# Task directions
Copy out all lines from the material that contain the string "screenshot".

# Provided information
◇ ◇ ◇ ◇ ◇ ◇ ◇
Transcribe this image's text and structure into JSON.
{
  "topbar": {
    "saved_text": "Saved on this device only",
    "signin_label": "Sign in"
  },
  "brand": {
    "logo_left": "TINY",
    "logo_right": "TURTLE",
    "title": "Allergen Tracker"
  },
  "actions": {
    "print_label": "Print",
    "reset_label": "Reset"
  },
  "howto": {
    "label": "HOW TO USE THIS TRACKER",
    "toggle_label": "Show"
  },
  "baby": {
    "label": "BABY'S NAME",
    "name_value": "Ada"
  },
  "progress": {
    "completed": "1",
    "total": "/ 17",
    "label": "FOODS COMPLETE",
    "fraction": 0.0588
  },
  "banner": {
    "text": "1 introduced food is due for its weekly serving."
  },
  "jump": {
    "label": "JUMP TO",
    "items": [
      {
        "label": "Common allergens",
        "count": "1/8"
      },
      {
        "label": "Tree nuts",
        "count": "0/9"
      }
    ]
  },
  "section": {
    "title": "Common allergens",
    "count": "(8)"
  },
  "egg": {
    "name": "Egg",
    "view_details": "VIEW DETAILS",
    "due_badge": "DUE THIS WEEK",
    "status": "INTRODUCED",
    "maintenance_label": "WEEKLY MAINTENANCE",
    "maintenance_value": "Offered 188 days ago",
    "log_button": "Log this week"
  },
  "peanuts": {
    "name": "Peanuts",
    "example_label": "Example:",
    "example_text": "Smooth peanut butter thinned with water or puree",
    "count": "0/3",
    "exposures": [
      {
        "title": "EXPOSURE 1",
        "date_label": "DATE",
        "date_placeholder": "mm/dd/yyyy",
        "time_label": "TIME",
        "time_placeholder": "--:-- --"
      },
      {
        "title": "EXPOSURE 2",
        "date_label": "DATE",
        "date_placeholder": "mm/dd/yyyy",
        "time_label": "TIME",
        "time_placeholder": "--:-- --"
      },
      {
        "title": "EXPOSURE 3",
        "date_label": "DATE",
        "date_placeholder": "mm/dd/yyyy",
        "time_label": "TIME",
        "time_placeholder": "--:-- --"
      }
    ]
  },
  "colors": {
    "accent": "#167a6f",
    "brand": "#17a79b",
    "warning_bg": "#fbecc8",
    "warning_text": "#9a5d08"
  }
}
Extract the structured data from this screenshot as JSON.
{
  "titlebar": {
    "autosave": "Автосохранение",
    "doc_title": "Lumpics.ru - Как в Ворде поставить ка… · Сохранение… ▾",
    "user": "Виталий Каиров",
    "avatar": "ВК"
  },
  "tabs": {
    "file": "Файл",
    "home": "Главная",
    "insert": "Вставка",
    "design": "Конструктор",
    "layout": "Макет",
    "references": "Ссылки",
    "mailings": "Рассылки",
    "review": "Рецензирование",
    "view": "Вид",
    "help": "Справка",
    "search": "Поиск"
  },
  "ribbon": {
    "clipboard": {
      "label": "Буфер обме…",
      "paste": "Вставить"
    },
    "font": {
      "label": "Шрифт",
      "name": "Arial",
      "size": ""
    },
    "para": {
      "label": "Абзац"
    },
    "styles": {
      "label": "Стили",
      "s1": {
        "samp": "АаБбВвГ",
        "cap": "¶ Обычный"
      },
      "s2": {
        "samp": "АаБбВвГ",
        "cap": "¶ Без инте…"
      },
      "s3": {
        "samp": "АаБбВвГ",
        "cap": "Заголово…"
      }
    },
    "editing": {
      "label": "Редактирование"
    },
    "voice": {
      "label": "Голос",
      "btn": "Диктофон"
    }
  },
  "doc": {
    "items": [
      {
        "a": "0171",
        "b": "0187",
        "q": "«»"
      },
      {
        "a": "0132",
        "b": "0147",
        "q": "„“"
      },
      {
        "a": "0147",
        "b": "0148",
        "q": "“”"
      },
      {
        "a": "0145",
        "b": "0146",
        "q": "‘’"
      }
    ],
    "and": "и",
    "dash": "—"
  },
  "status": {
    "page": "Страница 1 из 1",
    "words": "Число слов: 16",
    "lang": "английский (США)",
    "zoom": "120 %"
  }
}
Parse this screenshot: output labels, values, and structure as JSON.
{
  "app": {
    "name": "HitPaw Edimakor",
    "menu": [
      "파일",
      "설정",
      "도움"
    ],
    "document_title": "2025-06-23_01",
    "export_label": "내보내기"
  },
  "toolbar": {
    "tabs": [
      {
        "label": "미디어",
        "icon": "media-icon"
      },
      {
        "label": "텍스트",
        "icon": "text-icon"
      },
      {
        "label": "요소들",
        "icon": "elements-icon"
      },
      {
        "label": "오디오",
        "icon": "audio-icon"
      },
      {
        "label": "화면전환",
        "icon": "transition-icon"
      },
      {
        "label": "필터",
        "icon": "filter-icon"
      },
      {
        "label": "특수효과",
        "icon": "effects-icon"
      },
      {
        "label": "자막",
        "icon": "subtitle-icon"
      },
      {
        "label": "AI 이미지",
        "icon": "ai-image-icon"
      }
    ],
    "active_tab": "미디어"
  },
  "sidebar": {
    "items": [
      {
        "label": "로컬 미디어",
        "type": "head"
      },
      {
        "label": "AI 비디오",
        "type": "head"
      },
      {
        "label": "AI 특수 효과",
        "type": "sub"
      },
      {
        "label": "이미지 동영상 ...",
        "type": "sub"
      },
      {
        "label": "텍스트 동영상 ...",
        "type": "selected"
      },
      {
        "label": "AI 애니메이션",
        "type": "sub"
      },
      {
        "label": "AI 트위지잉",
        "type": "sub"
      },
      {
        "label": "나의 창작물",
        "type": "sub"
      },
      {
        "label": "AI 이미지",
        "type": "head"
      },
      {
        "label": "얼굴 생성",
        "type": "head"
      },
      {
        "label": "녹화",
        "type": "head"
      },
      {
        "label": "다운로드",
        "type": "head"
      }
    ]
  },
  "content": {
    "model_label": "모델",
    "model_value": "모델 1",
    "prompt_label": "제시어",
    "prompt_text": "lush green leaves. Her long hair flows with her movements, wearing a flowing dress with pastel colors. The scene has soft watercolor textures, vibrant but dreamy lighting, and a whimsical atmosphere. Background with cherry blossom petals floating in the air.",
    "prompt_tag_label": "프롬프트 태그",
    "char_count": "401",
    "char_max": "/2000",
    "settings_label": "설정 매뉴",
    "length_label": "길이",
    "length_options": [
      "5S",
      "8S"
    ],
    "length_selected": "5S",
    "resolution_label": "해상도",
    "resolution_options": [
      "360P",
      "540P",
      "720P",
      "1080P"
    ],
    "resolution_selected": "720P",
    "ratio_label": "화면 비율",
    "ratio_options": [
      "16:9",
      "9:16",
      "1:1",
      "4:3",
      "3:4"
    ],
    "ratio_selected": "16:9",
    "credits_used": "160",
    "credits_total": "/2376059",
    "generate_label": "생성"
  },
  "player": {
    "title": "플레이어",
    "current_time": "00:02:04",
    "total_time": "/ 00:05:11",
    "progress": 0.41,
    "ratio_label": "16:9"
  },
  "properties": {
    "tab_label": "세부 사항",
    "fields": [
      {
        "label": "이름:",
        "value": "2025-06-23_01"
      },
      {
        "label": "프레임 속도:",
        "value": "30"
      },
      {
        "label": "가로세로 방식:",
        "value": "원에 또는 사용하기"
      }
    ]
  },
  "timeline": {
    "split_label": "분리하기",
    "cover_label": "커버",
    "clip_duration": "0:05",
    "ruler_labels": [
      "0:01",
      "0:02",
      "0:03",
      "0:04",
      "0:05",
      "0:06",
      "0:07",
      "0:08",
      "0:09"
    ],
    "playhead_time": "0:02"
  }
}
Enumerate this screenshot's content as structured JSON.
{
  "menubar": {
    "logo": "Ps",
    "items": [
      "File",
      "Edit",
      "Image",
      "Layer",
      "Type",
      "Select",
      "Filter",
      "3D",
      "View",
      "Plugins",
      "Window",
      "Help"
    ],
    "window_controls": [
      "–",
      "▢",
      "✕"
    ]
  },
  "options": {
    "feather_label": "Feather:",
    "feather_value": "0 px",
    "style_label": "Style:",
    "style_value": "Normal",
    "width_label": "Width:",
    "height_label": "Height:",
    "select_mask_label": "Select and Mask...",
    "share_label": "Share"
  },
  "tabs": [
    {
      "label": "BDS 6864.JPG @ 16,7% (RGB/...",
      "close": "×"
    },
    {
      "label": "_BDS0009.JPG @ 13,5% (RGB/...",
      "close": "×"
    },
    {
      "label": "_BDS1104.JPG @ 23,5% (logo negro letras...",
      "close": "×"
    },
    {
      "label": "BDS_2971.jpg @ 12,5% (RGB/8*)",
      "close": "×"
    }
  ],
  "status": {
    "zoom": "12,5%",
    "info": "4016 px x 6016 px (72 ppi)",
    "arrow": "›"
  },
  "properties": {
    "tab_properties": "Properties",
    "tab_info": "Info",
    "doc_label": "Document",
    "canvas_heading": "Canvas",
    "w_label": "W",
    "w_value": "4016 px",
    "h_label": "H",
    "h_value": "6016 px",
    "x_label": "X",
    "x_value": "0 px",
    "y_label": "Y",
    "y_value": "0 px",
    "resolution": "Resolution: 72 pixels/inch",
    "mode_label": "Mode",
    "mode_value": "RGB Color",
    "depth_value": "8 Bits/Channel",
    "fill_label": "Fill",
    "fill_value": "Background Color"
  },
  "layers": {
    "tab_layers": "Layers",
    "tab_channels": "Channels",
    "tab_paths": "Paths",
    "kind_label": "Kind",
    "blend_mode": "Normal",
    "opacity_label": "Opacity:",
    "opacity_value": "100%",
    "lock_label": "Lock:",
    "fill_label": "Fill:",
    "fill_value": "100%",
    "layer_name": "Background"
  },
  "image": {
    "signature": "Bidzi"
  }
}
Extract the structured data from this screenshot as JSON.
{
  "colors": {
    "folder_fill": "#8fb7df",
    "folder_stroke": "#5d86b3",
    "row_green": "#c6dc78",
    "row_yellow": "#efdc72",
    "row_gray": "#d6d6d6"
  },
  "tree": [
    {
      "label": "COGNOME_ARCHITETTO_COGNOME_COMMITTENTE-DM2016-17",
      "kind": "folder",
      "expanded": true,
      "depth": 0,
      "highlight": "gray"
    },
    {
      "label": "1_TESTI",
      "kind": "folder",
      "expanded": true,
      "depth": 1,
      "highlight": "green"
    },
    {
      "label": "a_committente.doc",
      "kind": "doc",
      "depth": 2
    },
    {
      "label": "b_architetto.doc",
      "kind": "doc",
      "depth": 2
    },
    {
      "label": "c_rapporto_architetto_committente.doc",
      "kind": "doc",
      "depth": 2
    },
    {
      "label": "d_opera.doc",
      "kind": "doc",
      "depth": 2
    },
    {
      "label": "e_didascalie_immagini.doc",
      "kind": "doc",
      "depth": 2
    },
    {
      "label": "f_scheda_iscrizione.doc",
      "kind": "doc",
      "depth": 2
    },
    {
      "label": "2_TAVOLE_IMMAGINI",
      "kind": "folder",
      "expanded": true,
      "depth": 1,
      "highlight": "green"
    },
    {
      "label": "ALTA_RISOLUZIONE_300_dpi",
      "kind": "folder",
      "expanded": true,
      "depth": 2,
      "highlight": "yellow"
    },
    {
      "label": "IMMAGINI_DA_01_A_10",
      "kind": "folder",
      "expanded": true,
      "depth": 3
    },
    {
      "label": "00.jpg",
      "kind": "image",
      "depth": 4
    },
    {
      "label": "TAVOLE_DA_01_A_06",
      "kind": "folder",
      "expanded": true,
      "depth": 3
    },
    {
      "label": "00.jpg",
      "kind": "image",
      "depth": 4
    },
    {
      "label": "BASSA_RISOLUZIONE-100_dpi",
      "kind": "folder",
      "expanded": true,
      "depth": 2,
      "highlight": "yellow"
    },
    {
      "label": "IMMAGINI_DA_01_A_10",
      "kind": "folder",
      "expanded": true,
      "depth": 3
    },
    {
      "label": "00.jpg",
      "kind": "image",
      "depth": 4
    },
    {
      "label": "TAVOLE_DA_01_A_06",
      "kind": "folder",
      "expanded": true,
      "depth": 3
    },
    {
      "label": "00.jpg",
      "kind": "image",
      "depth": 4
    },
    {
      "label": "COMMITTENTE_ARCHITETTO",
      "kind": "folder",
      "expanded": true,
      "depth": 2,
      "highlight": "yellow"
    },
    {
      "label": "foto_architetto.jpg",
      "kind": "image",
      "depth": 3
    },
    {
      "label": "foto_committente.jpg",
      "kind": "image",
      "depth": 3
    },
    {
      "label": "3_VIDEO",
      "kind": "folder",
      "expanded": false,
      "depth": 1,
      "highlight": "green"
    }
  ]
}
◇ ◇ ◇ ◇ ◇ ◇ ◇
# Answer to this problem
Extract the structured data from this screenshot as JSON.
Parse this screenshot: output labels, values, and structure as JSON.
Enumerate this screenshot's content as structured JSON.
Extract the structured data from this screenshot as JSON.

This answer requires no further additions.